Qi: One Energy - Two Expressions (2 of 3)

Qi Magazine - September 2007
By Adrian Chan-Whyles, PhD

External Training
In Chinese medical thinking, any movement that has its origins of power generation on the outside of the bone, i.e. through the muscles, ligaments and tendons, is termed external in nature. This is important and the main way that human beings produce power from an early age.

It is as if we are genetically pre-programmed to produce power only from the musculature, even in our untrained state. External training then harnesses this power in a systematic manner. A practitioner will learn how to control their bodies via their musculature in a well co-ordinated and will timed series of martial exercises. The basic power for this expression is essentially forward or backward motion with an un-dropped bodyweight (i.e. when muscular tension is used to 'suspend' the body structure in a solid sheet, in one orientation, to protect against incoming blows). The 'weight' of the practitioner, (using the body joints as levers), propels the weight forward, through an arm or a leg, in a fast ripple-like fashion.

The hip and shoulder joints are used as a 'hinge' mechanism, as if one were slamming a door. As the muscles tire, so does the power output, and blows start to lose their effectiveness. This is why external styels emphasize muscular development through the practice of external Qigong, or in other words training the musculature to store Qi. This makes the musculature hard and robust when tensed for combat. This is called external 'iron vest' training (Hard Qigong), whereby the musculature acts as a barrier to the possible harmful effects of incoming, external blows.
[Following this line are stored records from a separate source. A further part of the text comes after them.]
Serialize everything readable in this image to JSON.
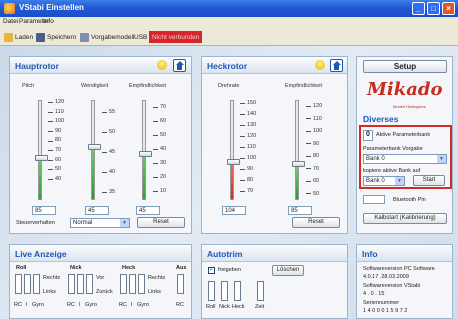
{
  "window": {
    "title": "VStabi Einstellen"
  },
  "menu": [
    "Datei",
    "Parameter",
    "Info"
  ],
  "toolbar": {
    "load": "Laden",
    "save": "Speichern",
    "default_model": "Vorgabemodell",
    "usb": "USB",
    "status": "Nicht verbunden"
  },
  "hauptrotor": {
    "title": "Hauptrotor",
    "columns": [
      "Pitch",
      "Wendigkeit",
      "Empfindlichkeit"
    ],
    "scales": [
      [
        "120",
        "110",
        "100",
        "90",
        "80",
        "70",
        "60",
        "50",
        "40"
      ],
      [
        "55",
        "50",
        "45",
        "40",
        "35"
      ],
      [
        "70",
        "60",
        "50",
        "40",
        "30",
        "20",
        "10"
      ]
    ],
    "values": [
      "85",
      "45",
      "45"
    ],
    "steuerverhalten_label": "Steuerverhalten",
    "steuerverhalten_value": "Normal",
    "reset": "Reset"
  },
  "heckrotor": {
    "title": "Heckrotor",
    "columns": [
      "Drehrate",
      "Empfindlichkeit"
    ],
    "scales": [
      [
        "150",
        "140",
        "130",
        "120",
        "110",
        "100",
        "90",
        "80",
        "70"
      ],
      [
        "120",
        "110",
        "100",
        "90",
        "80",
        "70",
        "60",
        "50"
      ]
    ],
    "values": [
      "104",
      "85"
    ],
    "reset": "Reset"
  },
  "side": {
    "setup": "Setup",
    "logo": "Mikado",
    "logo_sub": "Modell Helikopters",
    "diverses": "Diverses",
    "active_set_value": "0",
    "active_set_label": "Aktive Parameterbank",
    "preset_label": "Parameterbank Vorgabe",
    "preset_value": "Bank 0",
    "copy_label": "kopiere aktive Bank auf",
    "copy_value": "Bank 0",
    "start": "Start",
    "bluetooth": "Bluetooth Pin",
    "calibration": "Kalbstart (Kalibrierung)"
  },
  "live": {
    "title": "Live Anzeige",
    "groups": [
      "Roll",
      "Nick",
      "Heck",
      "Aux"
    ],
    "labels": [
      "Rechts",
      "Links",
      "Vor",
      "Zurück",
      "Rechts",
      "Links"
    ],
    "bottom": [
      "RC",
      "I",
      "Gyro",
      "RC",
      "I",
      "Gyro",
      "RC",
      "I",
      "Gyro",
      "RC"
    ]
  },
  "autotrim": {
    "title": "Autotrim",
    "freigeben": "freigeben",
    "loeschen": "Löschen",
    "bottom": [
      "Roll",
      "Nick",
      "Heck",
      "Zeit"
    ]
  },
  "info": {
    "title": "Info",
    "lines": [
      "Softwareversion PC Software",
      "4.0.17 .28.03.2009",
      "Softwareversion VStabi",
      "4 . 0 . 15",
      "Seriennummer",
      "1 4 0 0 0 1 5 9 7 2"
    ]
  },
  "colors": {
    "accent": "#1f57b6",
    "alert": "#d62a25",
    "fill": "#2e9b2a"
  }
}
External training prepares the mind and body for a journey toward transformation. Slowly, over time, the practitioner will develop an ever-increasing awareness of his/her mind and body. The older traditional styles usually have a clear external component, and a clear internal component. However, as the soft and gentle (i.e. Yin) cannot exist without the hard unyielding force (i.e. Yang), we must acknowledge that any style that conforms to ancient Chinese scientific thinking must fully embrace both aspects of the energy spectrum and training will reflect this.

Generally speaking, at the start of the journey, the human body is overly tense and hard. The external training harnesses this state. As the practitioner progresses, the musculature begins to relax. This process may be observed with the analysis of technique. Initially, if a punch was observed, the arm would be extended forward, with much thrusting force and in order to prevent injury, the muscles of the hand would be tensed throughout the entire process, to protect the fist structure from the re-coil of impact.

This tension would also exist in the arm and throughout the body. Any other observed technique would reveal the same dynamic of movement. As the practitioner progresses - tension recedes and more and more of the technique starts to be performed in a relaxed manner. This is the slow path toward the internal from the perspective of the external. Eventually, the practitioner is able to punch with a relaxed hand at the point of contact. How this happens can be understood by the clear investigation of what it means to produce internal force.